RECORDS PROVIDED
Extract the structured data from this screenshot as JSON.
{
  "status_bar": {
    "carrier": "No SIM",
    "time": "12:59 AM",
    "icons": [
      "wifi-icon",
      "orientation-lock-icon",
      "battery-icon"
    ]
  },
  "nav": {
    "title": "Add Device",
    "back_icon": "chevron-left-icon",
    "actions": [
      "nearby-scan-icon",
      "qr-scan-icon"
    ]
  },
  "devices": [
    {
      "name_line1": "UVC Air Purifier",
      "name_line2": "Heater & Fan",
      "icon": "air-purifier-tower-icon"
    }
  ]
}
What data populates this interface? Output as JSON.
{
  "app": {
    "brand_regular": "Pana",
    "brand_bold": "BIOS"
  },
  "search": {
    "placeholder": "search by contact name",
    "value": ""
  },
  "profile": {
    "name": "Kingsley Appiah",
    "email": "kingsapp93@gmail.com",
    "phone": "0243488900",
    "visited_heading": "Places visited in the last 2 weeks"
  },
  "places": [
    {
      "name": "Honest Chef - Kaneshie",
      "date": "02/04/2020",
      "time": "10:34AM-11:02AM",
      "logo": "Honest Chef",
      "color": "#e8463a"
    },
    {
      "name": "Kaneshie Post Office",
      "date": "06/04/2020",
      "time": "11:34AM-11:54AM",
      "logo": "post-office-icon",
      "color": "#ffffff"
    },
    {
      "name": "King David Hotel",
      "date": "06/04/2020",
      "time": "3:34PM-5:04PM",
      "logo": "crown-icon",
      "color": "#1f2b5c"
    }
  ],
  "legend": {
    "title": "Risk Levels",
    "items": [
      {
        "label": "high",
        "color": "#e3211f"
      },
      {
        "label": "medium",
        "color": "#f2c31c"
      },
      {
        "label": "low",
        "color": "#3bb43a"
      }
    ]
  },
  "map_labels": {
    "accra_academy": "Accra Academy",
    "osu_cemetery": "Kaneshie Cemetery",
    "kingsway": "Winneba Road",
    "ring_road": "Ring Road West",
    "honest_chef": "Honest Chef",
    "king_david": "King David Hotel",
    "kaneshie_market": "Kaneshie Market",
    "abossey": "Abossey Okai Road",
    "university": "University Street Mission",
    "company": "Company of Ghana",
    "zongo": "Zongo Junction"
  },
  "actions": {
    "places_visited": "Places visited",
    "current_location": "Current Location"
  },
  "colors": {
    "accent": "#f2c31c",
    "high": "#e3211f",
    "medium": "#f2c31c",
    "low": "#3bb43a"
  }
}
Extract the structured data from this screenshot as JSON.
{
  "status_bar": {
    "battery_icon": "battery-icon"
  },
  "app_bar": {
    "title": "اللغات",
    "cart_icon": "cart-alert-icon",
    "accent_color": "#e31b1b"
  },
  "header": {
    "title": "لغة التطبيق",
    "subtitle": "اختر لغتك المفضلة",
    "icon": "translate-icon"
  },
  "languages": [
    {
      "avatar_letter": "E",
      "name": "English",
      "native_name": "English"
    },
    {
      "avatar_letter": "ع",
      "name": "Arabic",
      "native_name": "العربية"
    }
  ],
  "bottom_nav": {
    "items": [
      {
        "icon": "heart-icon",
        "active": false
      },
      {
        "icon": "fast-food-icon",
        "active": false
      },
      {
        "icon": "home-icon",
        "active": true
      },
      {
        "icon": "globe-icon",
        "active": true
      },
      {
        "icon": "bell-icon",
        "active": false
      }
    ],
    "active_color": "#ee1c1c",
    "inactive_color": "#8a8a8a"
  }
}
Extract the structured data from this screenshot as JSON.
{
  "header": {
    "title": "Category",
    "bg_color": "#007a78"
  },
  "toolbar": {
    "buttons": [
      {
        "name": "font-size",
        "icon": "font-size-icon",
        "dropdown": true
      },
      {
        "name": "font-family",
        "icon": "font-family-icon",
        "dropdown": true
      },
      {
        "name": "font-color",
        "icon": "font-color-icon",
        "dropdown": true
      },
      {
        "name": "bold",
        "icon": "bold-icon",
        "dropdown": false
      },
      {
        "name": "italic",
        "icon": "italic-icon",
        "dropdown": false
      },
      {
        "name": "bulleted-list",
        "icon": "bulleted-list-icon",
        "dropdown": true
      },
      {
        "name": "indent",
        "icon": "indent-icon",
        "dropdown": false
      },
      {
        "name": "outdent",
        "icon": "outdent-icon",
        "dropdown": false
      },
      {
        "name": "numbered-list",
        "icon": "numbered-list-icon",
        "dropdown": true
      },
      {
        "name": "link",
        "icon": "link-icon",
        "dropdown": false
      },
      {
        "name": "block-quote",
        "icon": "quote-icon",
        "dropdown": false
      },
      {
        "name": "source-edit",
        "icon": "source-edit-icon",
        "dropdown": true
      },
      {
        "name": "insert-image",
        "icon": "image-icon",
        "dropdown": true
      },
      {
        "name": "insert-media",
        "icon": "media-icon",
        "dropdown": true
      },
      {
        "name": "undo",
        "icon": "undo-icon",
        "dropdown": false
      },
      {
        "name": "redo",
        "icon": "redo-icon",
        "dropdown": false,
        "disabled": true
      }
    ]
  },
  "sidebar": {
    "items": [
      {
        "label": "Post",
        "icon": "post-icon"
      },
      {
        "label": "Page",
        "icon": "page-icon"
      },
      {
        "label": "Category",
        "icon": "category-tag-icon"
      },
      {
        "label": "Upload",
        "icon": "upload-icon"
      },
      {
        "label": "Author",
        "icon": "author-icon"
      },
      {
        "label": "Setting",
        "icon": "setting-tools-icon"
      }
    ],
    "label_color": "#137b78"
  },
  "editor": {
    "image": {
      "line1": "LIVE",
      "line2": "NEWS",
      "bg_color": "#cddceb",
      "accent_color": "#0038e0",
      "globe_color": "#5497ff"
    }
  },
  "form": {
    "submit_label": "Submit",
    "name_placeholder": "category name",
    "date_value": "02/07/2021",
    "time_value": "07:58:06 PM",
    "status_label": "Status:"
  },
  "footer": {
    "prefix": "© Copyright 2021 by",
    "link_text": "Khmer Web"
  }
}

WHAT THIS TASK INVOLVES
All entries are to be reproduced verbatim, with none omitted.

EXERCISE RESULT
Extract the structured data from this screenshot as JSON.
{
  "status_bar": {
    "carrier": "No SIM",
    "time": "12:59 AM",
    "icons": [
      "wifi-icon",
      "orientation-lock-icon",
      "battery-icon"
    ]
  },
  "nav": {
    "title": "Add Device",
    "back_icon": "chevron-left-icon",
    "actions": [
      "nearby-scan-icon",
      "qr-scan-icon"
    ]
  },
  "devices": [
    {
      "name_line1": "UVC Air Purifier",
      "name_line2": "Heater & Fan",
      "icon": "air-purifier-tower-icon"
    }
  ]
}
What data populates this interface? Output as JSON.
{
  "app": {
    "brand_regular": "Pana",
    "brand_bold": "BIOS"
  },
  "search": {
    "placeholder": "search by contact name",
    "value": ""
  },
  "profile": {
    "name": "Kingsley Appiah",
    "email": "kingsapp93@gmail.com",
    "phone": "0243488900",
    "visited_heading": "Places visited in the last 2 weeks"
  },
  "places": [
    {
      "name": "Honest Chef - Kaneshie",
      "date": "02/04/2020",
      "time": "10:34AM-11:02AM",
      "logo": "Honest Chef",
      "color": "#e8463a"
    },
    {
      "name": "Kaneshie Post Office",
      "date": "06/04/2020",
      "time": "11:34AM-11:54AM",
      "logo": "post-office-icon",
      "color": "#ffffff"
    },
    {
      "name": "King David Hotel",
      "date": "06/04/2020",
      "time": "3:34PM-5:04PM",
      "logo": "crown-icon",
      "color": "#1f2b5c"
    }
  ],
  "legend": {
    "title": "Risk Levels",
    "items": [
      {
        "label": "high",
        "color": "#e3211f"
      },
      {
        "label": "medium",
        "color": "#f2c31c"
      },
      {
        "label": "low",
        "color": "#3bb43a"
      }
    ]
  },
  "map_labels": {
    "accra_academy": "Accra Academy",
    "osu_cemetery": "Kaneshie Cemetery",
    "kingsway": "Winneba Road",
    "ring_road": "Ring Road West",
    "honest_chef": "Honest Chef",
    "king_david": "King David Hotel",
    "kaneshie_market": "Kaneshie Market",
    "abossey": "Abossey Okai Road",
    "university": "University Street Mission",
    "company": "Company of Ghana",
    "zongo": "Zongo Junction"
  },
  "actions": {
    "places_visited": "Places visited",
    "current_location": "Current Location"
  },
  "colors": {
    "accent": "#f2c31c",
    "high": "#e3211f",
    "medium": "#f2c31c",
    "low": "#3bb43a"
  }
}
Extract the structured data from this screenshot as JSON.
{
  "status_bar": {
    "battery_icon": "battery-icon"
  },
  "app_bar": {
    "title": "اللغات",
    "cart_icon": "cart-alert-icon",
    "accent_color": "#e31b1b"
  },
  "header": {
    "title": "لغة التطبيق",
    "subtitle": "اختر لغتك المفضلة",
    "icon": "translate-icon"
  },
  "languages": [
    {
      "avatar_letter": "E",
      "name": "English",
      "native_name": "English"
    },
    {
      "avatar_letter": "ع",
      "name": "Arabic",
      "native_name": "العربية"
    }
  ],
  "bottom_nav": {
    "items": [
      {
        "icon": "heart-icon",
        "active": false
      },
      {
        "icon": "fast-food-icon",
        "active": false
      },
      {
        "icon": "home-icon",
        "active": true
      },
      {
        "icon": "globe-icon",
        "active": true
      },
      {
        "icon": "bell-icon",
        "active": false
      }
    ],
    "active_color": "#ee1c1c",
    "inactive_color": "#8a8a8a"
  }
}
Extract the structured data from this screenshot as JSON.
{
  "header": {
    "title": "Category",
    "bg_color": "#007a78"
  },
  "toolbar": {
    "buttons": [
      {
        "name": "font-size",
        "icon": "font-size-icon",
        "dropdown": true
      },
      {
        "name": "font-family",
        "icon": "font-family-icon",
        "dropdown": true
      },
      {
        "name": "font-color",
        "icon": "font-color-icon",
        "dropdown": true
      },
      {
        "name": "bold",
        "icon": "bold-icon",
        "dropdown": false
      },
      {
        "name": "italic",
        "icon": "italic-icon",
        "dropdown": false
      },
      {
        "name": "bulleted-list",
        "icon": "bulleted-list-icon",
        "dropdown": true
      },
      {
        "name": "indent",
        "icon": "indent-icon",
        "dropdown": false
      },
      {
        "name": "outdent",
        "icon": "outdent-icon",
        "dropdown": false
      },
      {
        "name": "numbered-list",
        "icon": "numbered-list-icon",
        "dropdown": true
      },
      {
        "name": "link",
        "icon": "link-icon",
        "dropdown": false
      },
      {
        "name": "block-quote",
        "icon": "quote-icon",
        "dropdown": false
      },
      {
        "name": "source-edit",
        "icon": "source-edit-icon",
        "dropdown": true
      },
      {
        "name": "insert-image",
        "icon": "image-icon",
        "dropdown": true
      },
      {
        "name": "insert-media",
        "icon": "media-icon",
        "dropdown": true
      },
      {
        "name": "undo",
        "icon": "undo-icon",
        "dropdown": false
      },
      {
        "name": "redo",
        "icon": "redo-icon",
        "dropdown": false,
        "disabled": true
      }
    ]
  },
  "sidebar": {
    "items": [
      {
        "label": "Post",
        "icon": "post-icon"
      },
      {
        "label": "Page",
        "icon": "page-icon"
      },
      {
        "label": "Category",
        "icon": "category-tag-icon"
      },
      {
        "label": "Upload",
        "icon": "upload-icon"
      },
      {
        "label": "Author",
        "icon": "author-icon"
      },
      {
        "label": "Setting",
        "icon": "setting-tools-icon"
      }
    ],
    "label_color": "#137b78"
  },
  "editor": {
    "image": {
      "line1": "LIVE",
      "line2": "NEWS",
      "bg_color": "#cddceb",
      "accent_color": "#0038e0",
      "globe_color": "#5497ff"
    }
  },
  "form": {
    "submit_label": "Submit",
    "name_placeholder": "category name",
    "date_value": "02/07/2021",
    "time_value": "07:58:06 PM",
    "status_label": "Status:"
  },
  "footer": {
    "prefix": "© Copyright 2021 by",
    "link_text": "Khmer Web"
  }
}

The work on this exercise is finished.